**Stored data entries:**
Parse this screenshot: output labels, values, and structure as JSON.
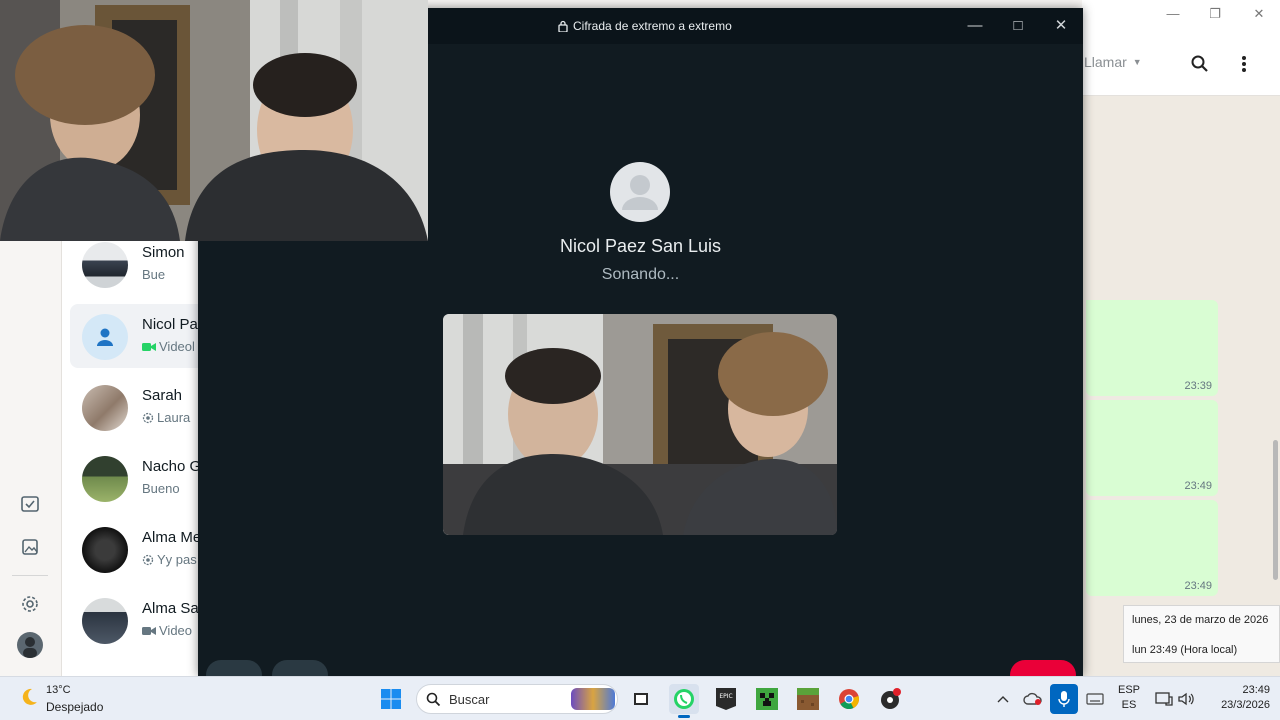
{
  "call": {
    "encrypted_label": "Cifrada de extremo a extremo",
    "callee_name": "Nicol Paez San Luis",
    "status": "Sonando..."
  },
  "chat_list": [
    {
      "name": "Simon",
      "snippet": "Bue",
      "snippet_icon": "none"
    },
    {
      "name": "Nicol Pa",
      "snippet": "Videol",
      "snippet_icon": "video-icon"
    },
    {
      "name": "Sarah",
      "snippet": "Laura",
      "snippet_icon": "status-icon"
    },
    {
      "name": "Nacho G",
      "snippet": "Bueno",
      "snippet_icon": "none"
    },
    {
      "name": "Alma Me",
      "snippet": "Yy pas",
      "snippet_icon": "status-icon"
    },
    {
      "name": "Alma Sa",
      "snippet": "Video",
      "snippet_icon": "video-icon"
    }
  ],
  "chat_header": {
    "call_button": "Llamar"
  },
  "messages": [
    {
      "time": "23:39"
    },
    {
      "time": "23:49"
    },
    {
      "time": "23:49"
    }
  ],
  "tooltip": {
    "date": "lunes, 23 de marzo de 2026",
    "time": "lun 23:49 (Hora local)"
  },
  "taskbar": {
    "weather_temp": "13°C",
    "weather_desc": "Despejado",
    "search_placeholder": "Buscar",
    "lang_top": "ESP",
    "lang_bottom": "ES",
    "clock_time": "23:49",
    "clock_date": "23/3/2026"
  },
  "colors": {
    "call_bg": "#111b21",
    "bubble_out": "#d9fdd3",
    "end_call_red": "#ea0038",
    "whatsapp_green": "#25d366"
  }
}
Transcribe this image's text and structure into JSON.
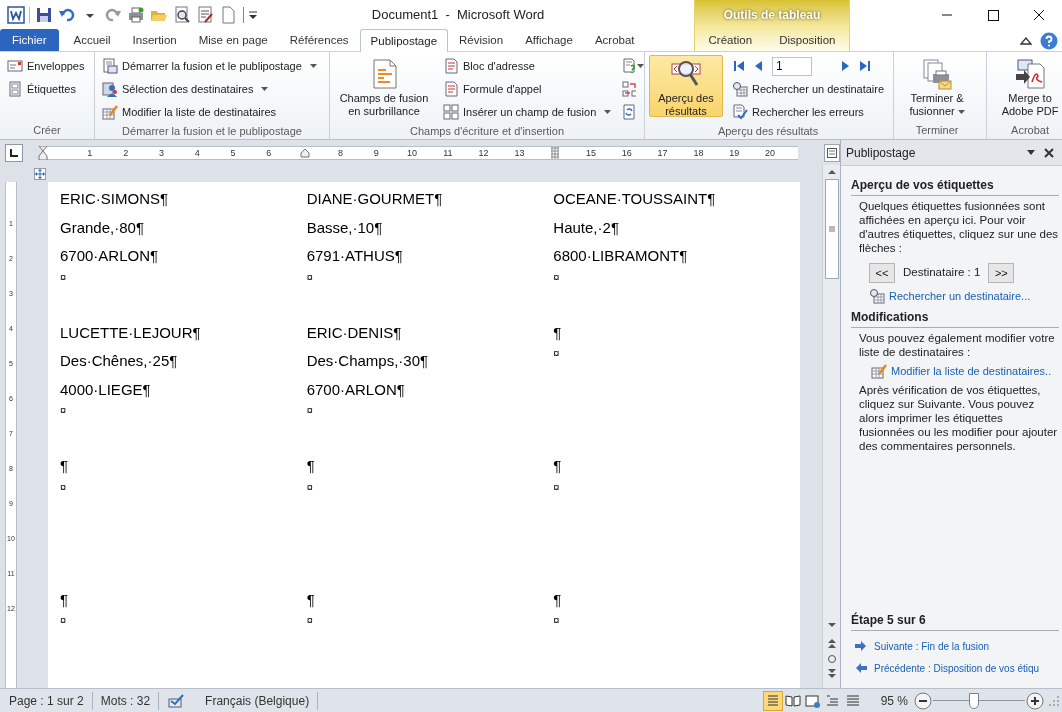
{
  "window": {
    "title": "Document1  -  Microsoft Word",
    "contextual_group": "Outils de tableau"
  },
  "tabs": [
    {
      "label": "Fichier",
      "kind": "file",
      "selected": false
    },
    {
      "label": "Accueil",
      "kind": "normal",
      "selected": false
    },
    {
      "label": "Insertion",
      "kind": "normal",
      "selected": false
    },
    {
      "label": "Mise en page",
      "kind": "normal",
      "selected": false
    },
    {
      "label": "Références",
      "kind": "normal",
      "selected": false
    },
    {
      "label": "Publipostage",
      "kind": "normal",
      "selected": true
    },
    {
      "label": "Révision",
      "kind": "normal",
      "selected": false
    },
    {
      "label": "Affichage",
      "kind": "normal",
      "selected": false
    },
    {
      "label": "Acrobat",
      "kind": "normal",
      "selected": false
    },
    {
      "label": "Création",
      "kind": "contextual",
      "selected": false
    },
    {
      "label": "Disposition",
      "kind": "contextual",
      "selected": false
    }
  ],
  "ribbon": {
    "groups": [
      {
        "label": "Créer",
        "columns": [
          [
            {
              "kind": "small",
              "label": "Enveloppes",
              "dropdown": false
            },
            {
              "kind": "small",
              "label": "Étiquettes",
              "dropdown": false
            }
          ]
        ]
      },
      {
        "label": "Démarrer la fusion et le publipostage",
        "columns": [
          [
            {
              "kind": "small",
              "label": "Démarrer la fusion et le publipostage",
              "dropdown": true
            },
            {
              "kind": "small",
              "label": "Sélection des destinataires",
              "dropdown": true
            },
            {
              "kind": "small",
              "label": "Modifier la liste de destinataires",
              "dropdown": false
            }
          ]
        ]
      },
      {
        "label": "Champs d'écriture et d'insertion",
        "columns": [
          [
            {
              "kind": "large",
              "label": "Champs de fusion en surbrillance",
              "dropdown": false,
              "selected": false
            }
          ],
          [
            {
              "kind": "small",
              "label": "Bloc d'adresse",
              "dropdown": false
            },
            {
              "kind": "small",
              "label": "Formule d'appel",
              "dropdown": false
            },
            {
              "kind": "small",
              "label": "Insérer un champ de fusion",
              "dropdown": true
            }
          ],
          [
            {
              "kind": "icon",
              "dropdown": true
            },
            {
              "kind": "icon",
              "dropdown": false
            },
            {
              "kind": "icon",
              "dropdown": false
            }
          ]
        ]
      },
      {
        "label": "Aperçu des résultats",
        "columns": [
          [
            {
              "kind": "large",
              "label": "Aperçu des résultats",
              "dropdown": false,
              "selected": true
            }
          ],
          [
            {
              "kind": "nav",
              "value": "1"
            },
            {
              "kind": "small",
              "label": "Rechercher un destinataire",
              "dropdown": false
            },
            {
              "kind": "small",
              "label": "Rechercher les erreurs",
              "dropdown": false
            }
          ]
        ]
      },
      {
        "label": "Terminer",
        "columns": [
          [
            {
              "kind": "large",
              "label": "Terminer & fusionner",
              "dropdown": true,
              "selected": false
            }
          ]
        ]
      },
      {
        "label": "Acrobat",
        "columns": [
          [
            {
              "kind": "large",
              "label": "Merge to Adobe PDF",
              "dropdown": false,
              "selected": false
            }
          ]
        ]
      }
    ]
  },
  "ruler": {
    "horizontal": [
      "1",
      "2",
      "3",
      "4",
      "5",
      "6",
      "8",
      "9",
      "10",
      "11",
      "12",
      "13",
      "15",
      "16",
      "17",
      "18",
      "19",
      "20"
    ],
    "vertical": [
      "1",
      "2",
      "3",
      "4",
      "5",
      "6",
      "7",
      "8",
      "9",
      "10",
      "11",
      "12"
    ]
  },
  "document": {
    "rows": [
      [
        {
          "lines": [
            "ERIC·SIMONS¶",
            "Grande,·80¶",
            "6700·ARLON¶"
          ],
          "end_mark": "¤"
        },
        {
          "lines": [
            "DIANE·GOURMET¶",
            "Basse,·10¶",
            "6791·ATHUS¶"
          ],
          "end_mark": "¤"
        },
        {
          "lines": [
            "OCEANE·TOUSSAINT¶",
            "Haute,·2¶",
            "6800·LIBRAMONT¶"
          ],
          "end_mark": "¤"
        }
      ],
      [
        {
          "lines": [
            "LUCETTE·LEJOUR¶",
            "Des·Chênes,·25¶",
            "4000·LIEGE¶"
          ],
          "end_mark": "¤"
        },
        {
          "lines": [
            "ERIC·DENIS¶",
            "Des·Champs,·30¶",
            "6700·ARLON¶"
          ],
          "end_mark": "¤"
        },
        {
          "lines": [
            "¶"
          ],
          "end_mark": "¤"
        }
      ],
      [
        {
          "lines": [
            "¶"
          ],
          "end_mark": "¤"
        },
        {
          "lines": [
            "¶"
          ],
          "end_mark": "¤"
        },
        {
          "lines": [
            "¶"
          ],
          "end_mark": "¤"
        }
      ],
      [
        {
          "lines": [
            "¶"
          ],
          "end_mark": "¤"
        },
        {
          "lines": [
            "¶"
          ],
          "end_mark": "¤"
        },
        {
          "lines": [
            "¶"
          ],
          "end_mark": "¤"
        }
      ]
    ]
  },
  "task_pane": {
    "title": "Publipostage",
    "preview": {
      "heading": "Aperçu de vos étiquettes",
      "text": "Quelques étiquettes fusionnées sont affichées en aperçu ici. Pour voir d'autres étiquettes, cliquez sur une des flèches :",
      "prev_button": "<<",
      "recipient": "Destinataire : 1",
      "next_button": ">>",
      "link": "Rechercher un destinataire..."
    },
    "changes": {
      "heading": "Modifications",
      "text": "Vous pouvez également modifier votre liste de destinataires :",
      "link": "Modifier la liste de destinataires..",
      "after_text": "Après vérification de vos étiquettes, cliquez sur Suivante. Vous pouvez alors imprimer les étiquettes fusionnées ou les modifier pour ajouter des commentaires personnels."
    },
    "step": {
      "heading": "Étape 5 sur 6",
      "links": [
        {
          "kind": "next",
          "label": "Suivante : Fin de la fusion"
        },
        {
          "kind": "previous",
          "label": "Précédente : Disposition de vos étiqu"
        }
      ]
    }
  },
  "status_bar": {
    "page": "Page : 1 sur 2",
    "words": "Mots : 32",
    "language": "Français (Belgique)",
    "views": [
      {
        "selected": true
      },
      {
        "selected": false
      },
      {
        "selected": false
      },
      {
        "selected": false
      },
      {
        "selected": false
      }
    ],
    "zoom": "95 %",
    "zoom_level": {
      "level": 0.45
    }
  }
}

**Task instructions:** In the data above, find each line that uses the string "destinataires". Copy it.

**Finished exercise:**
              "label": "Sélection des destinataires",
              "label": "Modifier la liste de destinataires",
      "text": "Vous pouvez également modifier votre liste de destinataires :",
      "link": "Modifier la liste de destinataires..",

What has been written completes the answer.